A federal court handed down a big victory for voting rights advocates June 11 when it ruled that Ohio must maintain three days of early voting previously eliminated by Ohio Secretary of State John Husted. U.S. District Court Judge Peter Economus ruled that the state must provide voting the Saturday, Sunday and Monday before election day. Democrats have been fighting state laws and orders from the secretary of state that they say unfairly affect urban minority voters.
In 2012, the Republican-controlled state legislature voted to eliminate weekend early voting, though a lawsuit by Democrats, including the Obama campaign, led to that law being overturned.
Earlier this year, however, Husted, a Republican, adopted a voting schedule that eliminated Sunday early voting.

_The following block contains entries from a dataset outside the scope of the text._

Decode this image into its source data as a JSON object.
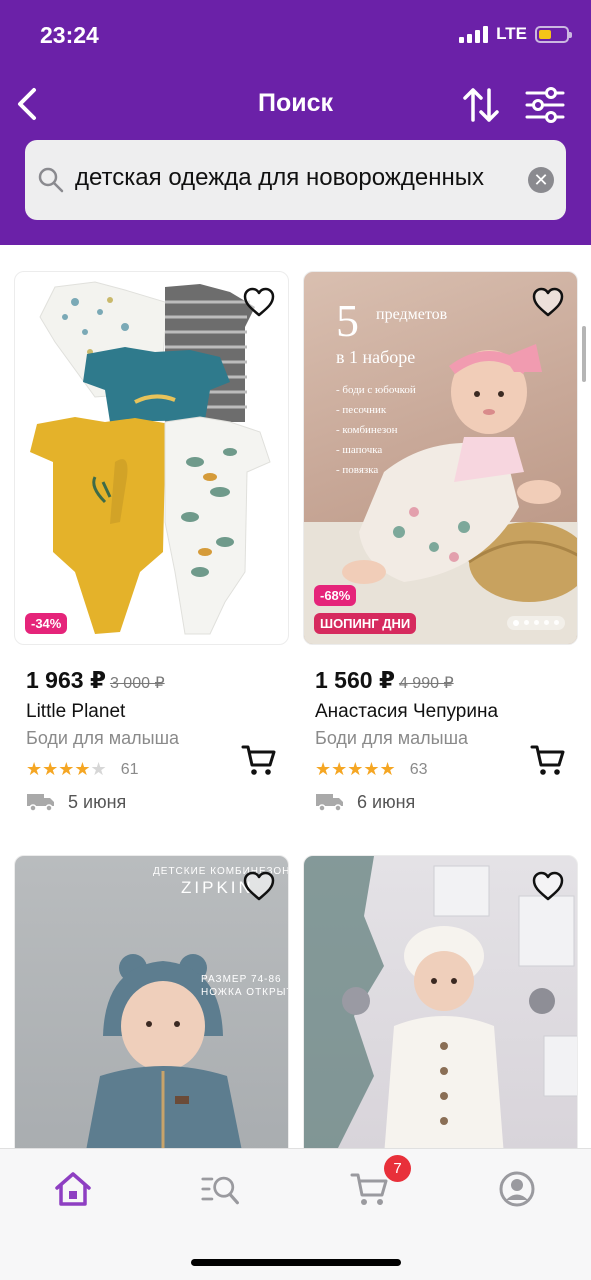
{
  "status_bar": {
    "time": "23:24",
    "network": "LTE",
    "battery_level": 0.45
  },
  "nav": {
    "title": "Поиск",
    "back_icon": "chevron-left-icon",
    "sort_icon": "sort-arrows-icon",
    "filter_icon": "sliders-icon"
  },
  "search": {
    "value": "детская одежда для новорожденных",
    "icon": "search-icon",
    "clear_icon": "close-icon"
  },
  "colors": {
    "brand": "#6b21a8",
    "badge_pink": "#e5247a",
    "badge_red": "#d62a5e",
    "star": "#f5a623",
    "cart_badge": "#e8303a"
  },
  "products": [
    {
      "discount": "-34%",
      "promo": "",
      "price": "1 963 ₽",
      "old_price": "3 000 ₽",
      "seller": "Little Planet",
      "category": "Боди для малыша",
      "rating": 4,
      "reviews": "61",
      "delivery": "5 июня",
      "image_text": []
    },
    {
      "discount": "-68%",
      "promo": "ШОПИНГ ДНИ",
      "price": "1 560 ₽",
      "old_price": "4 990 ₽",
      "seller": "Анастасия Чепурина",
      "category": "Боди для малыша",
      "rating": 5,
      "reviews": "63",
      "delivery": "6 июня",
      "image_text": [
        "5",
        "предметов",
        "в 1 наборе",
        "- боди с юбочкой",
        "- песочник",
        "- комбинезон",
        "- шапочка",
        "- повязка"
      ]
    },
    {
      "image_text": [
        "ДЕТСКИЕ КОМБИНЕЗОНЫ",
        "ZIPKIN",
        "РАЗМЕР 74-86",
        "НОЖКА ОТКРЫТА"
      ]
    },
    {
      "image_text": []
    }
  ],
  "tabbar": {
    "items": [
      "home-icon",
      "catalog-search-icon",
      "cart-icon",
      "profile-icon"
    ],
    "cart_count": "7"
  }
}
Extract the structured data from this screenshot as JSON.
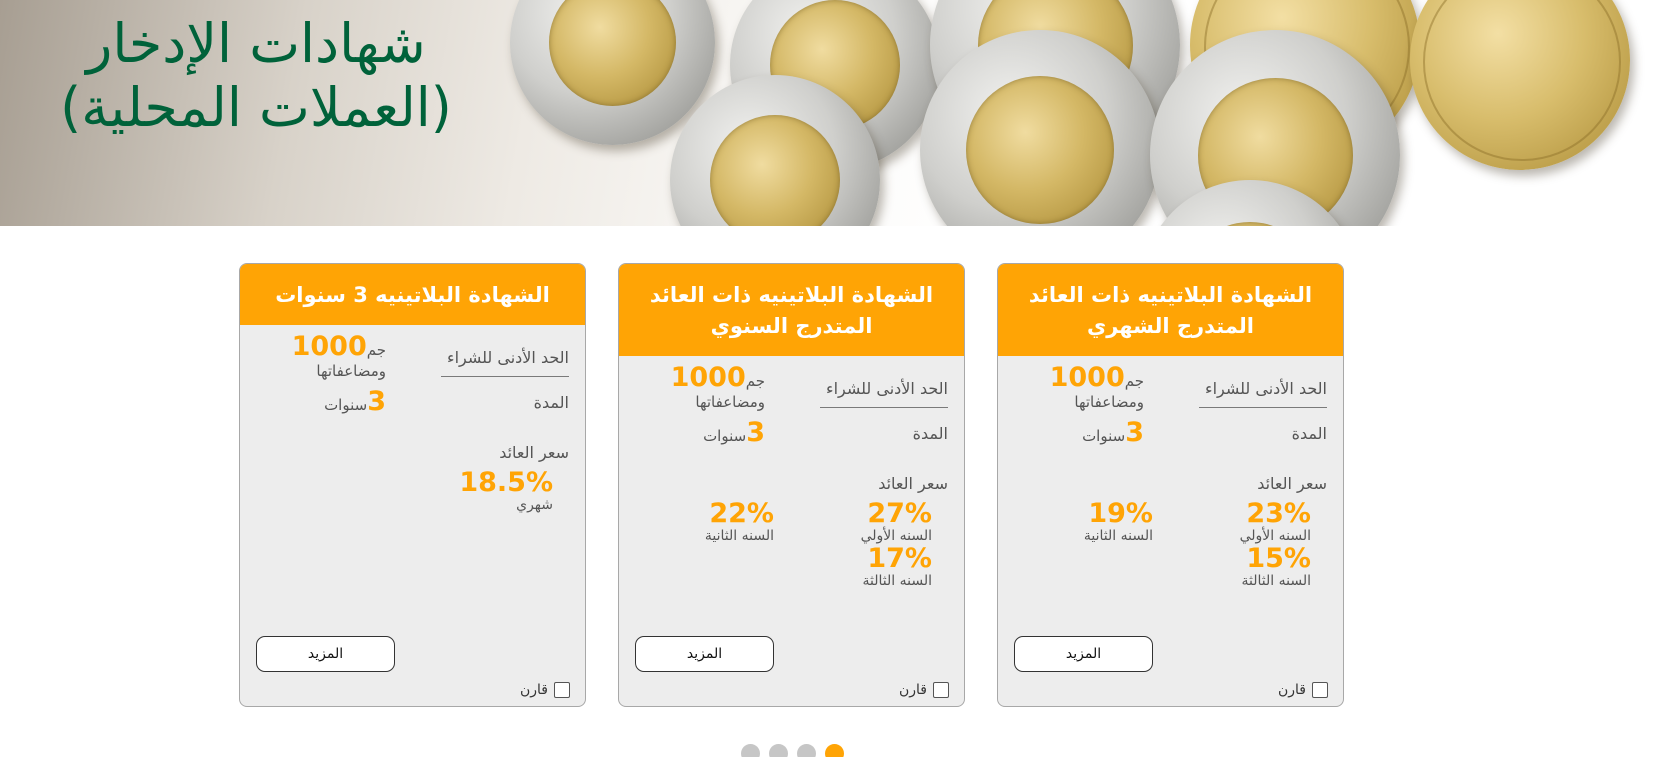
{
  "banner": {
    "title_line1": "شهادات الإدخار",
    "title_line2": "(العملات المحلية)"
  },
  "cards": [
    {
      "title": "الشهادة البلاتينيه ذات العائد المتدرج الشهري",
      "min_label": "الحد الأدنى للشراء",
      "min_amount": "1000",
      "min_currency": "جم",
      "min_note": "ومضاعفاتها",
      "duration_label": "المدة",
      "duration_value": "3",
      "duration_unit": "سنوات",
      "rate_label": "سعر العائد",
      "rates": [
        {
          "pct": "23%",
          "year": "السنه الأولي"
        },
        {
          "pct": "19%",
          "year": "السنه الثانية"
        },
        {
          "pct": "15%",
          "year": "السنه الثالثة"
        }
      ],
      "more_label": "المزيد",
      "compare_label": "قارن"
    },
    {
      "title": "الشهادة البلاتينيه ذات العائد المتدرج السنوي",
      "min_label": "الحد الأدنى للشراء",
      "min_amount": "1000",
      "min_currency": "جم",
      "min_note": "ومضاعفاتها",
      "duration_label": "المدة",
      "duration_value": "3",
      "duration_unit": "سنوات",
      "rate_label": "سعر العائد",
      "rates": [
        {
          "pct": "27%",
          "year": "السنه الأولي"
        },
        {
          "pct": "22%",
          "year": "السنه الثانية"
        },
        {
          "pct": "17%",
          "year": "السنه الثالثة"
        }
      ],
      "more_label": "المزيد",
      "compare_label": "قارن"
    },
    {
      "title": "الشهادة البلاتينيه 3 سنوات",
      "min_label": "الحد الأدنى للشراء",
      "min_amount": "1000",
      "min_currency": "جم",
      "min_note": "ومضاعفاتها",
      "duration_label": "المدة",
      "duration_value": "3",
      "duration_unit": "سنوات",
      "rate_label": "سعر العائد",
      "rate_value": "18.5%",
      "rate_period": "شهري",
      "more_label": "المزيد",
      "compare_label": "قارن"
    }
  ],
  "pager": {
    "count": 4,
    "active_index": 3
  },
  "colors": {
    "brand_green": "#00623a",
    "accent_orange": "#ffa405",
    "card_bg": "#ededed"
  }
}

The schedule was put together by the bipartisan Ohio Association of Election Officials. Democrats say the elimination of Sunday voting disadvantages inner-city black voters, many of whom are organized by urban churches that provide transportation to polling places on Sundays before elections.
During the 2012 election, a close advisor to Republican Gov. John Kasich admitted that support for Husted’s then-new “uniform voting hours” — which also limited early voting and weekend hours across the state — was based on the potential to limit black voting, which typically favors Democrats.
“I guess I really actually feel we shouldn’t contort the voting process to accommodate the urban — read African-American — voter-turnout machine,” wrote Doug Preisse, chairman of the Franklin County Republican Party, in an email to The Columbus Dispatch on Aug. 19, 2012.
As one of the country’s most important swing states, Ohio has become a battleground for voting rights issues, especially early voting. Hamilton County has been a hot spot in the fight. In both the 2008 and 2012 elections, long lines formed outside the Hamilton County Board of Elections to cast early ballots.Recently, grassroots efforts have taken shape to assure access to voting. State Rep. Alicia Reece has been working to get the creation of a Voting Bill of Rights on the state’s November ballot. The bill of rights would guarantee early voting days and protect voters from poll worker errors. In order to get on the ballot, the referendum needs 385,000 signatures before July 2. If advocates can’t get all the signatures they need this time, Reece has promised they’ll try again for 2015.